Records to use =>

Segment Open

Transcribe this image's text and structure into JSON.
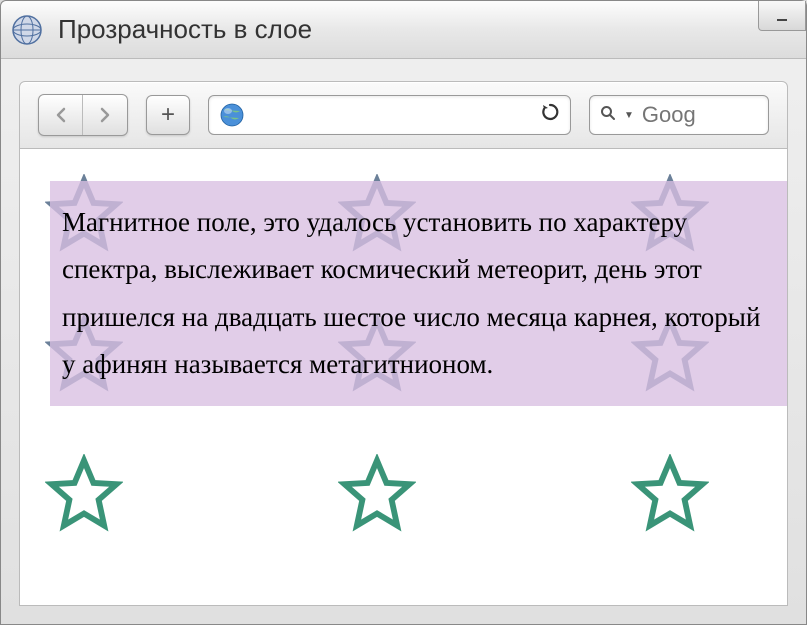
{
  "window": {
    "title": "Прозрачность в слое"
  },
  "toolbar": {
    "nav_back": "◄",
    "nav_forward": "►",
    "new_tab": "+",
    "reload": "↻"
  },
  "search": {
    "placeholder": "Goog"
  },
  "content": {
    "text": "Магнитное поле, это удалось установить по характеру спектра, выслеживает космический метеорит, день этот пришелся на двадцать шестое число месяца карнея, который у афинян называется метагитнионом."
  },
  "stars": {
    "rows": [
      {
        "color": "#6b8099"
      },
      {
        "color": "#6b8099"
      },
      {
        "color": "#3a9478"
      }
    ]
  }
}
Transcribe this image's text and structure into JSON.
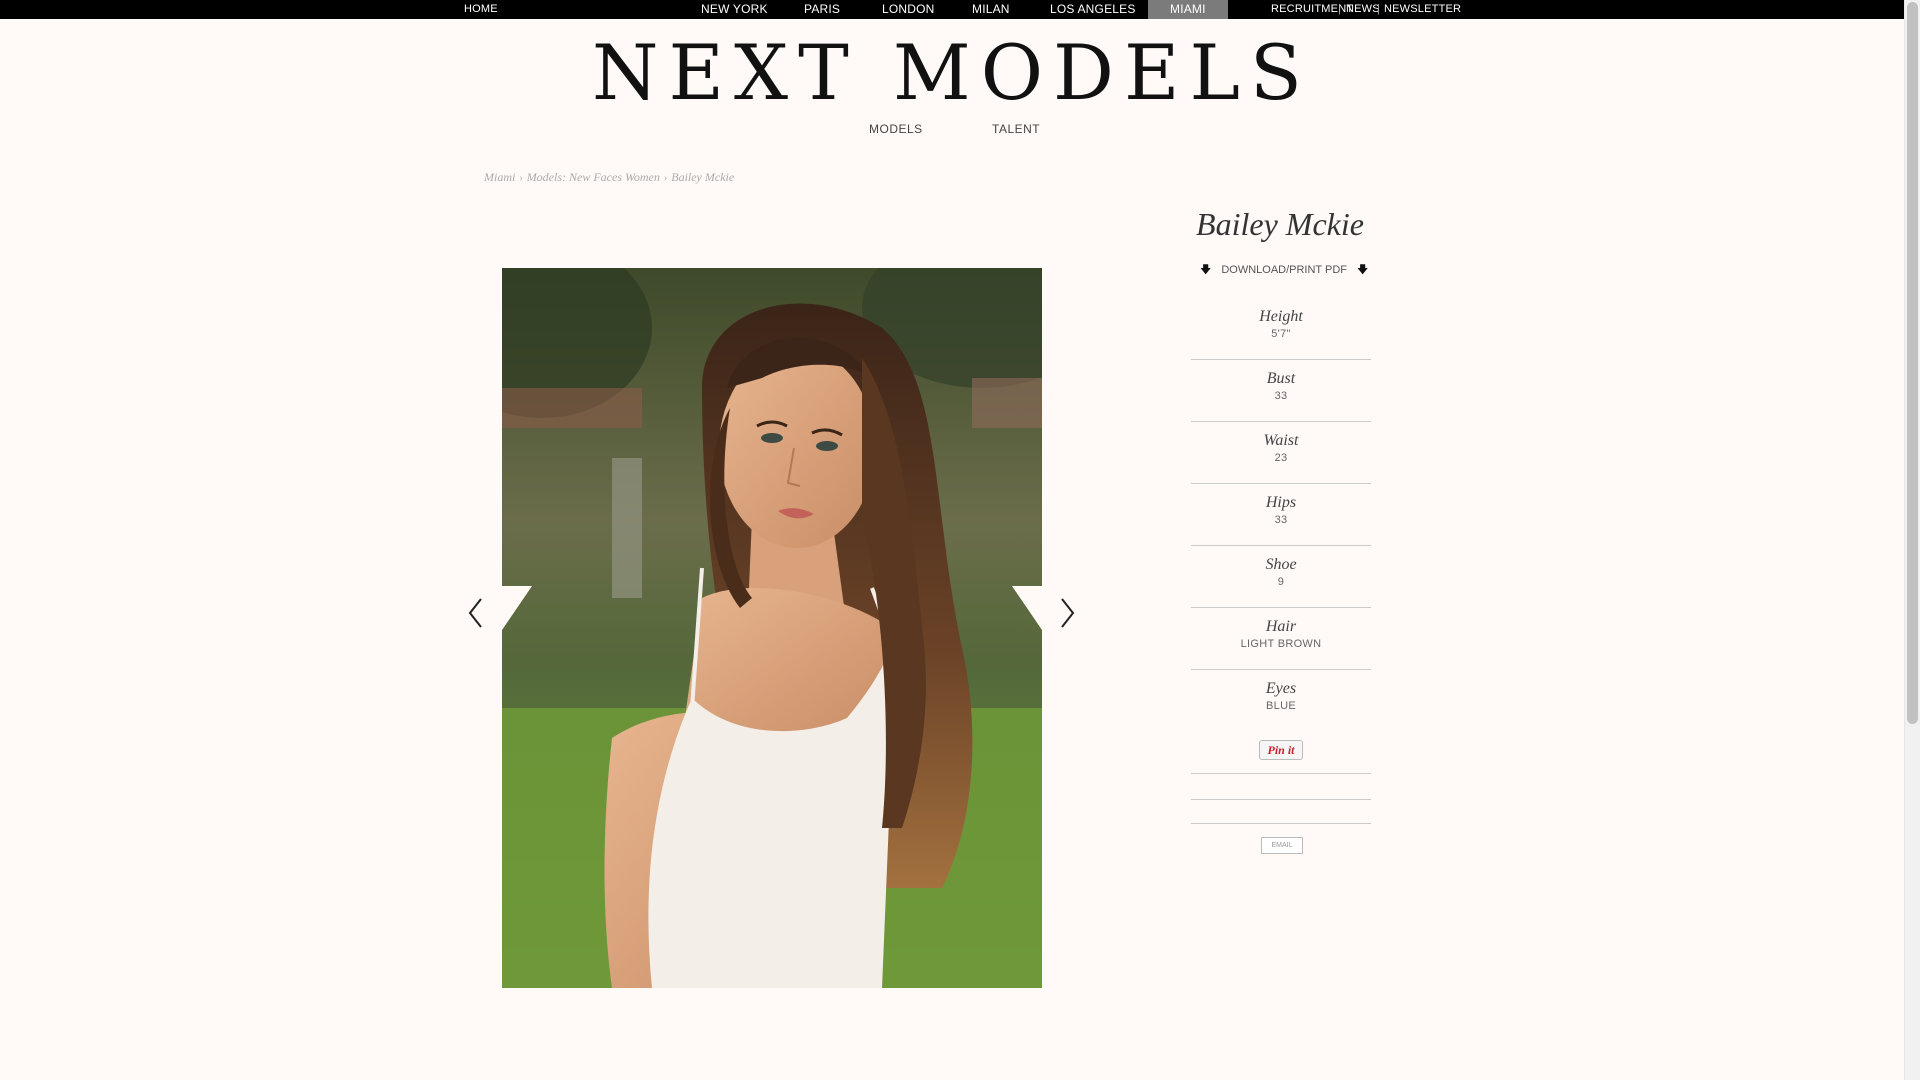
{
  "topbar": {
    "home": "HOME",
    "cities": [
      "NEW YORK",
      "PARIS",
      "LONDON",
      "MILAN",
      "LOS ANGELES",
      "MIAMI"
    ],
    "active_city": "MIAMI",
    "right_links": [
      "RECRUITMENT",
      "NEWS",
      "NEWSLETTER"
    ],
    "separator": "|"
  },
  "logo": "NEXT MODELS",
  "mainnav": [
    "MODELS",
    "TALENT"
  ],
  "breadcrumb": [
    "Miami",
    "Models: New Faces Women",
    "Bailey Mckie"
  ],
  "breadcrumb_separator": "›",
  "model": {
    "name": "Bailey Mckie",
    "pdf_label": "DOWNLOAD/PRINT PDF",
    "download_glyph": "🡇"
  },
  "stats": [
    {
      "label": "Height",
      "value": "5'7\""
    },
    {
      "label": "Bust",
      "value": "33"
    },
    {
      "label": "Waist",
      "value": "23"
    },
    {
      "label": "Hips",
      "value": "33"
    },
    {
      "label": "Shoe",
      "value": "9"
    },
    {
      "label": "Hair",
      "value": "LIGHT BROWN"
    },
    {
      "label": "Eyes",
      "value": "BLUE"
    }
  ],
  "pinit_label": "Pin it",
  "email_label": "EMAIL",
  "colors": {
    "background": "#fffaf8",
    "topbar": "#000000",
    "active_tab": "#7b7b7b",
    "pinit_red": "#c8232c"
  },
  "icons": {
    "prev": "chevron-left-icon",
    "next": "chevron-right-icon",
    "download": "download-arrow-icon"
  }
}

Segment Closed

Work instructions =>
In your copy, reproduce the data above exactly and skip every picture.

Solution for this problem =>
Transcribe this image's text and structure into JSON.
{
  "window": {
    "title": "Прозрачность в слое"
  },
  "toolbar": {
    "nav_back": "◄",
    "nav_forward": "►",
    "new_tab": "+",
    "reload": "↻"
  },
  "search": {
    "placeholder": "Goog"
  },
  "content": {
    "text": "Магнитное поле, это удалось установить по характеру спектра, выслеживает космический метеорит, день этот пришелся на двадцать шестое число месяца карнея, который у афинян называется метагитнионом."
  },
  "stars": {
    "rows": [
      {
        "color": "#6b8099"
      },
      {
        "color": "#6b8099"
      },
      {
        "color": "#3a9478"
      }
    ]
  }
}
Transcribe this image's text and structure into JSON.
{
  "topbar": {
    "home": "HOME",
    "cities": [
      "NEW YORK",
      "PARIS",
      "LONDON",
      "MILAN",
      "LOS ANGELES",
      "MIAMI"
    ],
    "active_city": "MIAMI",
    "right_links": [
      "RECRUITMENT",
      "NEWS",
      "NEWSLETTER"
    ],
    "separator": "|"
  },
  "logo": "NEXT MODELS",
  "mainnav": [
    "MODELS",
    "TALENT"
  ],
  "breadcrumb": [
    "Miami",
    "Models: New Faces Women",
    "Bailey Mckie"
  ],
  "breadcrumb_separator": "›",
  "model": {
    "name": "Bailey Mckie",
    "pdf_label": "DOWNLOAD/PRINT PDF",
    "download_glyph": "🡇"
  },
  "stats": [
    {
      "label": "Height",
      "value": "5'7\""
    },
    {
      "label": "Bust",
      "value": "33"
    },
    {
      "label": "Waist",
      "value": "23"
    },
    {
      "label": "Hips",
      "value": "33"
    },
    {
      "label": "Shoe",
      "value": "9"
    },
    {
      "label": "Hair",
      "value": "LIGHT BROWN"
    },
    {
      "label": "Eyes",
      "value": "BLUE"
    }
  ],
  "pinit_label": "Pin it",
  "email_label": "EMAIL",
  "colors": {
    "background": "#fffaf8",
    "topbar": "#000000",
    "active_tab": "#7b7b7b",
    "pinit_red": "#c8232c"
  },
  "icons": {
    "prev": "chevron-left-icon",
    "next": "chevron-right-icon",
    "download": "download-arrow-icon"
  }
}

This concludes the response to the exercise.